September 26, 2009 - Continuation of Attempted Assassination
When Marcos arrived as the home of the Indian helping him, he took off his clothes to look for any other injuries. While he had cuts from barbed wire, He had not been shot. His ear was torn and bleeding a lot, and he had other deep cuts on his face from falling and from barbed wire fences. He was taken to the local hospital in Pesqueira where his deeper cuts were stitched and bandaged. He was given sedation and taken to his mother’s house on Indian land. According to Marcos, he slept for at least eight to ten hours.
During the time Marcos slept, the indigenous community reacted out of anger and fear. They had lost five individuals (leaders, a lawyer, and Xicao Xukuru in 1998), and from their perspective they could not restrain their emotions. While Xicao (Marcos' father) and Marcos were both caciques (chiefs), they spoke of non-violent social activism and encouraged peaceful practices during their ratonada (regaining their land by occupying it (camping on the land) and refusing to leave. The assassination of Xicao occurred during this time. Such land occupations are dangerous for indigenous peoples, who often have waited for several years (actually since the 1988 constitution) to have their lands returned.

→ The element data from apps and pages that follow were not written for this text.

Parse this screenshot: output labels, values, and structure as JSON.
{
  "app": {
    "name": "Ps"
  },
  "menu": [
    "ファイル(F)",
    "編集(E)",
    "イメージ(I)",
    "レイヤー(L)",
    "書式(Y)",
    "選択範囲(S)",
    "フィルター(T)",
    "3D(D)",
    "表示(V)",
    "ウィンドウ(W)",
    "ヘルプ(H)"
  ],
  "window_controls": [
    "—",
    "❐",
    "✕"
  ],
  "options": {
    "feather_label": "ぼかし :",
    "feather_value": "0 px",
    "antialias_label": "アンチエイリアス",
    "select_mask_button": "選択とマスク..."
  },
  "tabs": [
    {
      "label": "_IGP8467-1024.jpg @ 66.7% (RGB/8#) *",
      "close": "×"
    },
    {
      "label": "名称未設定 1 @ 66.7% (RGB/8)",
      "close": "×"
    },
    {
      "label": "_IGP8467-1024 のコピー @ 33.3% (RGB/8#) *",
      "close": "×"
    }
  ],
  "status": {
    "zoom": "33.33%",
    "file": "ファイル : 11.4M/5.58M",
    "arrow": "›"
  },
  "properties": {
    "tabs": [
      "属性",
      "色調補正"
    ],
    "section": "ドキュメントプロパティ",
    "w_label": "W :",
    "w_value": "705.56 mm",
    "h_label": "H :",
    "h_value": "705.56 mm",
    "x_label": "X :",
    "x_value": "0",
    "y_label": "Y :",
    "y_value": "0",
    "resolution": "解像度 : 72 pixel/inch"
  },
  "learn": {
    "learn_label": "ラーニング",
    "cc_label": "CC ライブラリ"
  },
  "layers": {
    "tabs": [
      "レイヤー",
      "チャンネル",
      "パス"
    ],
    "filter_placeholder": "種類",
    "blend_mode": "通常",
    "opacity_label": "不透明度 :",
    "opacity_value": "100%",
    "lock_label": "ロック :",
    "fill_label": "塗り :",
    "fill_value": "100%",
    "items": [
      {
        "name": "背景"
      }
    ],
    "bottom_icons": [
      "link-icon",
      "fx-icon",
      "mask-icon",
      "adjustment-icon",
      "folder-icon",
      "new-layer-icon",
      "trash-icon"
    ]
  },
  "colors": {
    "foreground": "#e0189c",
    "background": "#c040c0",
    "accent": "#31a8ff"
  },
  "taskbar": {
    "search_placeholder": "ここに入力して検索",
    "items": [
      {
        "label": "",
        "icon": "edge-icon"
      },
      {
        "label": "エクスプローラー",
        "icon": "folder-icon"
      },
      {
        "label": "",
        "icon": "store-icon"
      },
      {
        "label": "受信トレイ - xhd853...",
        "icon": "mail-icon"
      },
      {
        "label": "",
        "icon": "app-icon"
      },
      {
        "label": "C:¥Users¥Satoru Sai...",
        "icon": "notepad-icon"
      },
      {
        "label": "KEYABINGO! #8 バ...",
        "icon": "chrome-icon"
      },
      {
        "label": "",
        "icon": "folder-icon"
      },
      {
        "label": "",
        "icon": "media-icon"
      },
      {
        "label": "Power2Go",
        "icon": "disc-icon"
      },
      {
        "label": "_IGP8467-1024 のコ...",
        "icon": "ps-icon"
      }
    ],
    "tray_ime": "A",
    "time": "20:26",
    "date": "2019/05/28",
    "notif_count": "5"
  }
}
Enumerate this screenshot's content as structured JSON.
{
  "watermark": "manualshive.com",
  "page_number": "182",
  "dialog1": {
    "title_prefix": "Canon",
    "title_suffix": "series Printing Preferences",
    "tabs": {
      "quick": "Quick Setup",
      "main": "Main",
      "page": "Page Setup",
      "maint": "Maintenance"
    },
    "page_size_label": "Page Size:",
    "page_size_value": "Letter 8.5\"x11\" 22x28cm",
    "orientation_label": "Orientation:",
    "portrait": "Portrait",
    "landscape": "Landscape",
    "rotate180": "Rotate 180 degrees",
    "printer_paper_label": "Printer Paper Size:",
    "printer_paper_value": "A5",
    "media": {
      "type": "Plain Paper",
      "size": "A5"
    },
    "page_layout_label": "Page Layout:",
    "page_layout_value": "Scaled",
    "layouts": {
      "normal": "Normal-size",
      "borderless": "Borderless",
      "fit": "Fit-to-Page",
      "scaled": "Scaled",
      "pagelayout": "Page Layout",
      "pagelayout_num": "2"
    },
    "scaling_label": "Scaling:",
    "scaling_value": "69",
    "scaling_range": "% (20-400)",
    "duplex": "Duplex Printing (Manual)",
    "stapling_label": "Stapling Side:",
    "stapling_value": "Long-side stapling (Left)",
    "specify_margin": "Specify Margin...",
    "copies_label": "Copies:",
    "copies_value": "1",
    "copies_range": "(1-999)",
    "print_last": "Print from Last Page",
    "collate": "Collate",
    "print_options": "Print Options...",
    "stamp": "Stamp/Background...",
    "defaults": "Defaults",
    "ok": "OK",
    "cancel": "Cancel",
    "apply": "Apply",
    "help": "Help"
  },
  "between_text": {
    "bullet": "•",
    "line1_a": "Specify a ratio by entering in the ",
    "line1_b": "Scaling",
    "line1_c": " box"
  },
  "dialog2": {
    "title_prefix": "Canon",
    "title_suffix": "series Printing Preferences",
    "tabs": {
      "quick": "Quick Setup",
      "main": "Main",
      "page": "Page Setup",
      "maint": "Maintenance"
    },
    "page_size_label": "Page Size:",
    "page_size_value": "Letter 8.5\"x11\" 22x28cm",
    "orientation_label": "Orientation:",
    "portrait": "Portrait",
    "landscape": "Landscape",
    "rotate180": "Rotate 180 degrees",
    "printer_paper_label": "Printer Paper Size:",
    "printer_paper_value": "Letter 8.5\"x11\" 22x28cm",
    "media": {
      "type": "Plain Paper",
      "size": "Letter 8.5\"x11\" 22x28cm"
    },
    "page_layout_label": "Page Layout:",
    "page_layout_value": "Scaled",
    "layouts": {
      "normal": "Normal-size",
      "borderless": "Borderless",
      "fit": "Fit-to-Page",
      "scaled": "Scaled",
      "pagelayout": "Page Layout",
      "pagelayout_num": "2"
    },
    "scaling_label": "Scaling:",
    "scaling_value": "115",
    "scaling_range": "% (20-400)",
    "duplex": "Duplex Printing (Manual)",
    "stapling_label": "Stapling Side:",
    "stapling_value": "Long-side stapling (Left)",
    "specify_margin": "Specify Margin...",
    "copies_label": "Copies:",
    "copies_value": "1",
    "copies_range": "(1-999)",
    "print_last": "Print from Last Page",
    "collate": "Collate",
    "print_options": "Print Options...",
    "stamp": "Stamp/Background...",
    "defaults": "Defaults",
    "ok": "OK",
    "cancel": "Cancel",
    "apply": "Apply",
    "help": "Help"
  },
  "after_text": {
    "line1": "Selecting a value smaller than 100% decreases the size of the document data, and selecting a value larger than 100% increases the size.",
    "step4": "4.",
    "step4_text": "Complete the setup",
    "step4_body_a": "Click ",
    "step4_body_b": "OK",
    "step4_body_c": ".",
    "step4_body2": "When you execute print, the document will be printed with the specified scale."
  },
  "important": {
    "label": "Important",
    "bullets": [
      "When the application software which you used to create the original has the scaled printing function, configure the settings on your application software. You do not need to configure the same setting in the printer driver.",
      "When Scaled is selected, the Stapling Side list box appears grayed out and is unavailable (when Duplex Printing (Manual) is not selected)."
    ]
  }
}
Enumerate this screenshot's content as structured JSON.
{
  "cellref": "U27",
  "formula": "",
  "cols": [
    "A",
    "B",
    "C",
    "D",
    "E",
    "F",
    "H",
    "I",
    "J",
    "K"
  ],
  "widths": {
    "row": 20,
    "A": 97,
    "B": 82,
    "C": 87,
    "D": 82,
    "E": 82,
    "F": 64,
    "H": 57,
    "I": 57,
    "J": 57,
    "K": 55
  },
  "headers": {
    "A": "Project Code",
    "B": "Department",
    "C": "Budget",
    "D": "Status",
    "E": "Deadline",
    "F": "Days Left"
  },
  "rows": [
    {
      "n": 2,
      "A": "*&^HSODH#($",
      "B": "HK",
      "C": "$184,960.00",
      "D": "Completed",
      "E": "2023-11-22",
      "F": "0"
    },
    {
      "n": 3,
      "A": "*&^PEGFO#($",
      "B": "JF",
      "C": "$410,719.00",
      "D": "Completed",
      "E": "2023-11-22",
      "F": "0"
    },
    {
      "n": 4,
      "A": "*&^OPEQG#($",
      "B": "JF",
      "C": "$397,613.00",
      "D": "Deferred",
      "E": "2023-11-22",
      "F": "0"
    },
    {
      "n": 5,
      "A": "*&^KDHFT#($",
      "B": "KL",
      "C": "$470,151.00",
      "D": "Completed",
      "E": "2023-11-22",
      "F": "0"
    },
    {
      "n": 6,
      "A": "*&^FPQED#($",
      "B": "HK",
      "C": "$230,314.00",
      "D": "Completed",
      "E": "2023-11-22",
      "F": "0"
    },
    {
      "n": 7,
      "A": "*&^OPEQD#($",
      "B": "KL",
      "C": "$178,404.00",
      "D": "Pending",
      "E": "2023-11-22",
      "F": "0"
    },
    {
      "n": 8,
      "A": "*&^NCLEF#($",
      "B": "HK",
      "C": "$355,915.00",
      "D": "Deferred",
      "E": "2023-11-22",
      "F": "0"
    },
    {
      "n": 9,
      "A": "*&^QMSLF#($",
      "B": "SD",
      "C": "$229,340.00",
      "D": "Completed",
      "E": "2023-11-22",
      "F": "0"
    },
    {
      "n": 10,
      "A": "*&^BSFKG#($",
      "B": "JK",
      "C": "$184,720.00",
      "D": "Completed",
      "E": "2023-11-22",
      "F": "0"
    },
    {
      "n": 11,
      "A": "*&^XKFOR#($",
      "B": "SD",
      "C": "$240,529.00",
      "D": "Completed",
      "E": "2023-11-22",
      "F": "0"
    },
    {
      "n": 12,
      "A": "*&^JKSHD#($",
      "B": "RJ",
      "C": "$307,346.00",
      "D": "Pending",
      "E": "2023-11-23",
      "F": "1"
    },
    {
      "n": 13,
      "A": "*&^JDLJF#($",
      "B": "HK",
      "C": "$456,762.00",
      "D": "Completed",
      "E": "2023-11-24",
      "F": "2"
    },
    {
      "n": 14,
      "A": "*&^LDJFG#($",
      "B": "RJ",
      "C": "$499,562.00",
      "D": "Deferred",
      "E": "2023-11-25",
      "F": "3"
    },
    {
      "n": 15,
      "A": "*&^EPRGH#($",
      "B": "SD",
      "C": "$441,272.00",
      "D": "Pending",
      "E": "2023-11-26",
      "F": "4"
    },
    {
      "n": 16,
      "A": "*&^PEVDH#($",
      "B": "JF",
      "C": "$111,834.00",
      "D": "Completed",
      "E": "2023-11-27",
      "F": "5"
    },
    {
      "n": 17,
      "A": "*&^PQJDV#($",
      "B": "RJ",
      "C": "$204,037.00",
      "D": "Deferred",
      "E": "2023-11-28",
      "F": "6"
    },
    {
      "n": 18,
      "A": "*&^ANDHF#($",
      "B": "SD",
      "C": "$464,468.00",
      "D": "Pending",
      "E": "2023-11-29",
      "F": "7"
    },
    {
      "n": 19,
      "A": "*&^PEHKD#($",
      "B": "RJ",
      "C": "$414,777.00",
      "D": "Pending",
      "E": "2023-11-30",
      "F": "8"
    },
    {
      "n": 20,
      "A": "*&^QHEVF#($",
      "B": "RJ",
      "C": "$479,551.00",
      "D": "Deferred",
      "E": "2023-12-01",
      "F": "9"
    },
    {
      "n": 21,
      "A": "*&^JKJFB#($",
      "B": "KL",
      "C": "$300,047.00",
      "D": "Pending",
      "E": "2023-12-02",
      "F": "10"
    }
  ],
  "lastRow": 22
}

While Marcos was at his mother's house sleeping, the indigenous community revolted by setting fire to the house of an indigenous leader who had historically sided with non-indigenous landed elites (apparently he was paid for his collaborations), and according to indigenous leaders participated in the attempted assassination of Marcos. In addition, they burned his car/s and other personal property, ending by running him (his name is Bio) off indigenous land. He currently lives in the city of Pesqueira, and maintains relations with political leaders and local businessmen, who want to build a religious tourism site on a sacred land where Xicao Xukuru (the previous leader who was assassinated)was interned (the Xukuru say they "plant" their dead). A majority of the leaders, according to Cacique Marcus Xukuru, do not want such a site to be built, which would consist of a multi-storied hotel and "cultural center" that would demonstrate indigenous religious practices.
The Federal Police (FP) arrived on the scene of the murders (of the two young Xukuru men accompanying Marcos), and the scene of the revolt that resulted in the burning of Bio's house and property. The FP focused attenion on the riot, and deemed the two murders of the Xukuru youth to be an internal dispute, and not an attempted assassination of Cacique Marcus Xukuru. Due to the FP investigation, Cacique Marcos Xukuru was found guilty of inciting the riot, and existing evidence of his alibi (staying with his mother in a sedated state and with evidence of the medical care he received at the hospital)was ignored. A pre-trial hearing determined he was guilty and a suggested sentence of 10 years and 4 months was determined.
He is currently not imprisoned, but is awaiting a repeal of the suggested sentence, and a trial by jury in the near future. Law student, Joseph Mandala will be adding his legal opinions, ideas, thoughts, and suggestions. I would appreciate questions from readers, especially my students in the Department of Anthropology at the University of North Dakota. This blog is intended to assist in the dissemination of information regarding the Xukuru and other indigenous peoples and explore ways in which international human rights documents can be applied to assist them in their struggles for basic dignity and respect. Students ideas, questions, opinions (as long as they are respectful) are welcomed, and such input will assist me in thinking about how to work with social action research here in Pernambuco.